Jaguar Land Rover fits ‘virtual eyes’ to self-driving vehicle to test public trust
Image credit: Jaguar Land Rover
Jaguar Land Rover (JLR) is fitting ‘virtual eyes’ to its intelligent pod test vehicles to help it better understand the levels of trust humans feel for self-driving vehicles.
A recent study by the American Automobile Association showed that 63 per cent of adults in the US would actually feel less safe sharing the road with a self-driving vehicle while walking or cycling than they do now.
With autonomous vehicles destined to appear on our roads in increasing numbers in the coming years, technology and automotive companies have realised that they have to address the social issues caused by the interaction between humans and robot cars.
Accordingly, JLR has designed self-driving pods with large cartoonish ‘virtual eyes’ (dubbed ‘eye pods’, boom boom) to convey more obvious interaction with other road users, particularly pedestrians, and to signal the vehicle's intent.
The point of the exercise is to establish how much information self-driving cars need to share with human road users to ensure that people trust and are comfortable with the technology.
As part of the engineering project, JLR has enlisted the help of a team of cognitive psychologists to understand how vehicle behaviour affects human confidence in new technology.

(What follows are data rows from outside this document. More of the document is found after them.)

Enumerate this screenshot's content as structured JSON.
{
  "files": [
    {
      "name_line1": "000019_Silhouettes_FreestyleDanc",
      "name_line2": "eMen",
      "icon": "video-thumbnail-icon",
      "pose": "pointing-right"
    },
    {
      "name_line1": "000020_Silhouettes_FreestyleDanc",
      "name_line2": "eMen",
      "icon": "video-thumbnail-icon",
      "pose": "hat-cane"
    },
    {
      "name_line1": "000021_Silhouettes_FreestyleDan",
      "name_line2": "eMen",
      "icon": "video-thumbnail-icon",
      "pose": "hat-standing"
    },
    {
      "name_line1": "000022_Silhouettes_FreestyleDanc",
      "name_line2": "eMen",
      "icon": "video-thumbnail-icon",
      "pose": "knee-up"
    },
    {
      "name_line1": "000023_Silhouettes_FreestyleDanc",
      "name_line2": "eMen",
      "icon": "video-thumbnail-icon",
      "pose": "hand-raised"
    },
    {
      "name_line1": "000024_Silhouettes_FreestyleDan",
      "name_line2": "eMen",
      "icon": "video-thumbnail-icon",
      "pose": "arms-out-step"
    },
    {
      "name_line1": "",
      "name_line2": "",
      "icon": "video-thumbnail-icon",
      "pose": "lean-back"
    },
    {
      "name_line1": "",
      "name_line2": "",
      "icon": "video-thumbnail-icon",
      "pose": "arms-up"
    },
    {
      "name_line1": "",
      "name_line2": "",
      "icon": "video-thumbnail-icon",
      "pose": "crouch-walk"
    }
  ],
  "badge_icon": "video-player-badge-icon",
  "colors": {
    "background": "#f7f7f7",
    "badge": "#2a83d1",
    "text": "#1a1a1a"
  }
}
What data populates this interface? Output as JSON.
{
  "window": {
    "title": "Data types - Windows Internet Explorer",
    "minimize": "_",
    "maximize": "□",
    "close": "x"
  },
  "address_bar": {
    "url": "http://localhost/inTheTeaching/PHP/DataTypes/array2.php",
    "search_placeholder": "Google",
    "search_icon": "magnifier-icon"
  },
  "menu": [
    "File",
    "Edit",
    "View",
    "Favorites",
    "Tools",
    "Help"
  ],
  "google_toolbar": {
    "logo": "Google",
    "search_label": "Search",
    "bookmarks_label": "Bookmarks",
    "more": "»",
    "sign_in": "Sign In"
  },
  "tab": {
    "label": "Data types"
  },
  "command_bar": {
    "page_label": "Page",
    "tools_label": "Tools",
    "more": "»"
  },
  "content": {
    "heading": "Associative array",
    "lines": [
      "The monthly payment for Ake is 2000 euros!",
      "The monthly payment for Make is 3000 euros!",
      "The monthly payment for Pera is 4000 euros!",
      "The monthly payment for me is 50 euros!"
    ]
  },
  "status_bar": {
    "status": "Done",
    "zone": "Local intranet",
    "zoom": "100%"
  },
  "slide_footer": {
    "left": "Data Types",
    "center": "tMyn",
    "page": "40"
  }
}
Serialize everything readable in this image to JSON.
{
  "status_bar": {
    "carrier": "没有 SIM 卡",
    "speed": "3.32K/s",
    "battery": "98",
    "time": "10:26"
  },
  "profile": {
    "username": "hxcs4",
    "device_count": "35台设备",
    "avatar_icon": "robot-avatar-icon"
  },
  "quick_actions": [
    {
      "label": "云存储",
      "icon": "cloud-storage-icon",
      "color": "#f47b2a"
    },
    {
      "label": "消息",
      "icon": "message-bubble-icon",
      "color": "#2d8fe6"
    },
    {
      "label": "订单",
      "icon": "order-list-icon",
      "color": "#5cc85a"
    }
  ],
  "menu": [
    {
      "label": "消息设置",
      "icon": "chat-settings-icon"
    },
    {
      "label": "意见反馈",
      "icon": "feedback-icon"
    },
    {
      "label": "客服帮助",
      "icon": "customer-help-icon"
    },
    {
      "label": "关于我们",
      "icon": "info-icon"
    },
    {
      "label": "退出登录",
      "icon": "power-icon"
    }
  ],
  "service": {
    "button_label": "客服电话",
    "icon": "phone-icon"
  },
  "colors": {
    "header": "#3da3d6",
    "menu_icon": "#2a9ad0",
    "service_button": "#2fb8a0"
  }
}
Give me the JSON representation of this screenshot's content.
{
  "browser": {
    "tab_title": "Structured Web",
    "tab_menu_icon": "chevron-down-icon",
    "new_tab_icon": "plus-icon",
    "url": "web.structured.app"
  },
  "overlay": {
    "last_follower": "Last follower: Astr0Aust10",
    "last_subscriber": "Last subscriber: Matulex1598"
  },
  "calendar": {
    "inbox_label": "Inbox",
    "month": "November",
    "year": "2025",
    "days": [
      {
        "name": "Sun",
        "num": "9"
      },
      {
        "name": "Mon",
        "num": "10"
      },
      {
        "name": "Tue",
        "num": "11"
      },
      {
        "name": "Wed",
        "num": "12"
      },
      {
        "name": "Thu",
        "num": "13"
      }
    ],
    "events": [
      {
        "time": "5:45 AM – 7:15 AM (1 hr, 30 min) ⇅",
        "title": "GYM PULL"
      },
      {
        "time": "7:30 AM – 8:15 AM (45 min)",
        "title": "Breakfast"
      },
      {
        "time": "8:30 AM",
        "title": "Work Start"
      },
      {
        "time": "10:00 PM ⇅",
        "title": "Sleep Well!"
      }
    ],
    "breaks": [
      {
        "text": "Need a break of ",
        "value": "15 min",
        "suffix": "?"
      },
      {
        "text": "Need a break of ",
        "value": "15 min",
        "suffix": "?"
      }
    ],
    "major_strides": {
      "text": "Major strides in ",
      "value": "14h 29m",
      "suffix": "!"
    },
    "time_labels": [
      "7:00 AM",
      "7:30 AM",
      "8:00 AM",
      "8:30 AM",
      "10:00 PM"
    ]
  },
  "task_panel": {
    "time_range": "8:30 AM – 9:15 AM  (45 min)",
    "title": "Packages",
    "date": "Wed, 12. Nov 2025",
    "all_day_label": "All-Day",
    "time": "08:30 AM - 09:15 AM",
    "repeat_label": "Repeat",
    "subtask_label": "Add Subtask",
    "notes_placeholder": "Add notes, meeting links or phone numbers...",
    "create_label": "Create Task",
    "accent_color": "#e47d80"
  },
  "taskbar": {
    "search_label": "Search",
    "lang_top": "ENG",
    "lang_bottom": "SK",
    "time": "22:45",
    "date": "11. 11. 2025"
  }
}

The trust trials form part of JLR’s government-supported UK Autodrive project.
The autonomous pods are running on a fabricated street scene in Coventry, with the behaviour of pedestrians analysed as they wait to cross the road. The ‘eyes’ were devised by a team of advanced engineers, working in Jaguar Land Rover’s Future Mobility division. The pods seek out the pedestrian - appearing to ‘look’ directly at them – signalling to road users that it has identified them and intends to take avoiding action.
Engineers record trust levels in the person before and after the pod makes ‘eye contact’ to find out whether it generates sufficient confidence that it would stop for them.
“It’s second-nature to glance at the driver of the approaching vehicle before stepping into the road. Understanding how this translates in tomorrow’s more automated world is important. We want to know if it is beneficial to provide humans with information about a vehicle’s intentions or whether simply letting a pedestrian know it has been recognised is enough to improve confidence,” said Pete Bennett, Future Mobility research manager at JLR.
The trials are part of a wider study exploring how future connected and autonomous vehicles can replicate human behaviour and reactions when driving. As part of the study, more than 500 test subjects have been studied interacting with the self-driving pods, designed by UK Autodrive partner Aurrigo. Alongside the trust issues, there will also be an adjustment for some people in accepting a machine exhibiting humanistic behaviours.
Technophobia has a long history, from the Luddites destroying weaving machines in woollen and cotton mills in the early 19th century to concerns over the societal impact of objects as diverse as the telephone and the bicycle in the 20th century. With the fourth industrial revolution poised to introduce myriad digital solutions, autonomous robot-controlled devices are a new focus for any latent techno fears in the world’s population. The more forward-thinking companies are taking steps to assuage these fears today, in order to avoid public rejection of the new technology tomorrow.
Watch the Jaguar Land Rover eye pods in action.